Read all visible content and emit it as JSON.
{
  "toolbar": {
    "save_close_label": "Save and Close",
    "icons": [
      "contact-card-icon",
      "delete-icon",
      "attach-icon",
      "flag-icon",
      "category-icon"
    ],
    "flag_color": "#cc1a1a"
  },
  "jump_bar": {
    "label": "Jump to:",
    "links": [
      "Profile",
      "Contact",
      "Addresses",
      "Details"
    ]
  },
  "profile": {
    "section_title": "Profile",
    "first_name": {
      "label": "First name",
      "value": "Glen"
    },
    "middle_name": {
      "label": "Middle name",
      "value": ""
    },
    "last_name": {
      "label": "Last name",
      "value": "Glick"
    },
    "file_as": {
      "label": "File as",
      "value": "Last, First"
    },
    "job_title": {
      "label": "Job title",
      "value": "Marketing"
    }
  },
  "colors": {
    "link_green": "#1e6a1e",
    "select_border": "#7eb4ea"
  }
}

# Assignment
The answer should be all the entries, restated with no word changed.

# Exercise answer
Read all visible content and emit it as JSON.
{
  "toolbar": {
    "save_close_label": "Save and Close",
    "icons": [
      "contact-card-icon",
      "delete-icon",
      "attach-icon",
      "flag-icon",
      "category-icon"
    ],
    "flag_color": "#cc1a1a"
  },
  "jump_bar": {
    "label": "Jump to:",
    "links": [
      "Profile",
      "Contact",
      "Addresses",
      "Details"
    ]
  },
  "profile": {
    "section_title": "Profile",
    "first_name": {
      "label": "First name",
      "value": "Glen"
    },
    "middle_name": {
      "label": "Middle name",
      "value": ""
    },
    "last_name": {
      "label": "Last name",
      "value": "Glick"
    },
    "file_as": {
      "label": "File as",
      "value": "Last, First"
    },
    "job_title": {
      "label": "Job title",
      "value": "Marketing"
    }
  },
  "colors": {
    "link_green": "#1e6a1e",
    "select_border": "#7eb4ea"
  }
}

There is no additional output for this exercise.